Han et al. Control of the anodic aluminum oxide barrier layer opening process by wet chemical etching
EP2208020B1 (en) Yaw rate sensor
Stoldt et al. A low-temperature CVD process for silicon carbide MEMS
EP0363003A2 (en) Silicon micromachined accelerometer
US20070127164A1 (en) Nanoscale Sensor
US20050066728A1 (en) Z-axis angular rate micro electro-mechanical systems (MEMS) sensor
US20050103097A1 (en) Sensor
Ayazi et al. High aspect-ratio combined poly and single-crystal silicon (HARPSS) MEMS technology
JP4912600B2 (en) Carbon nanotube horizontal growth method and device including carbon nanotube
Hopcroft et al. Micromechanical testing of SU‐8 cantilevers
CA2308015A1 (en) Method for manufacturing carbon nanotubes as functional elements of mems devices

Legal Events

Date Code Title Description
AS Assignment

Owner name: BRIGHAM YOUNG UNIVERSITY, UTAH

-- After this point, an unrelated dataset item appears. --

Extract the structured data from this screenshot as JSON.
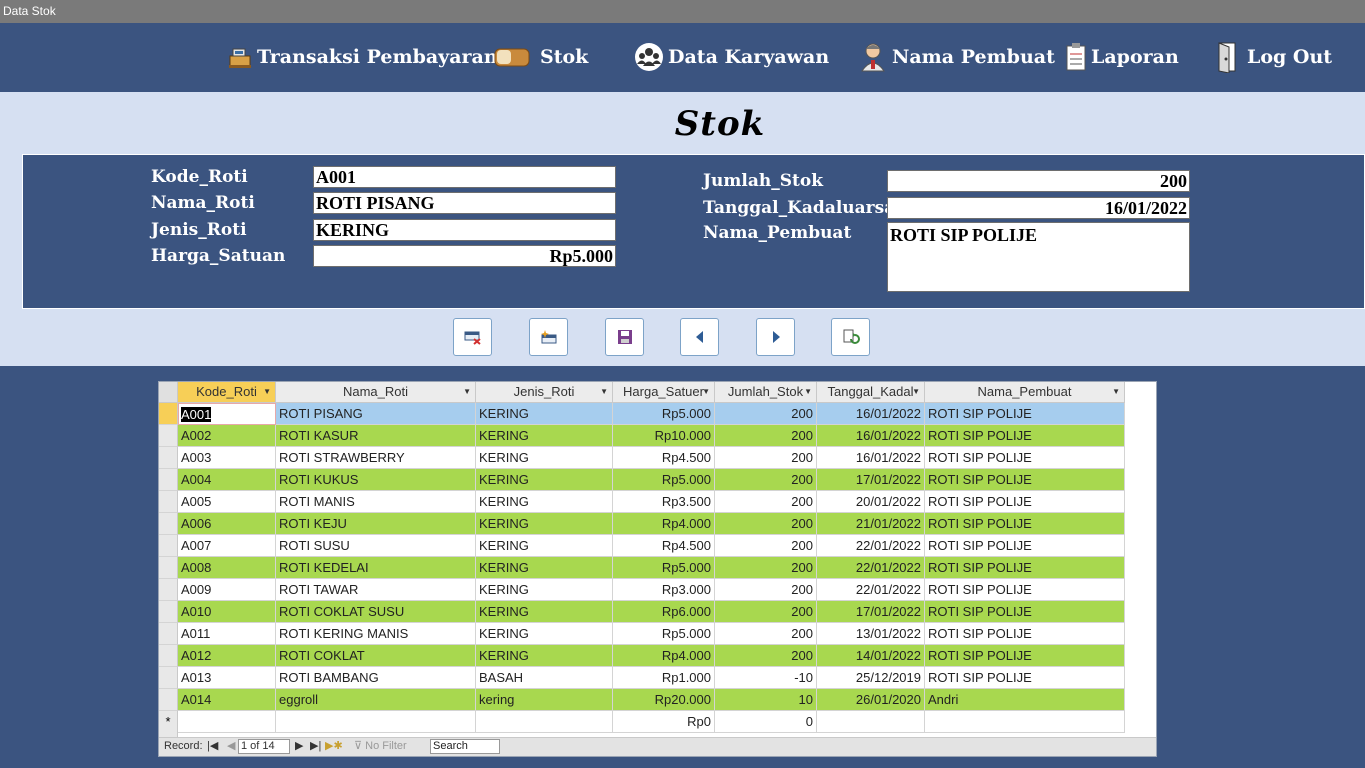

Free format text: ASSIGNMENT OF ASSIGNORS INTEREST;ASSIGNORS:DAVIS, ROBERT C.;VANFLEET, RICHARD R.;SIGNING DATES FROM 20121115 TO 20130103;REEL/FRAME:029628/0764

STCF Information on status: patent grant

Free format text: PATENTED CASE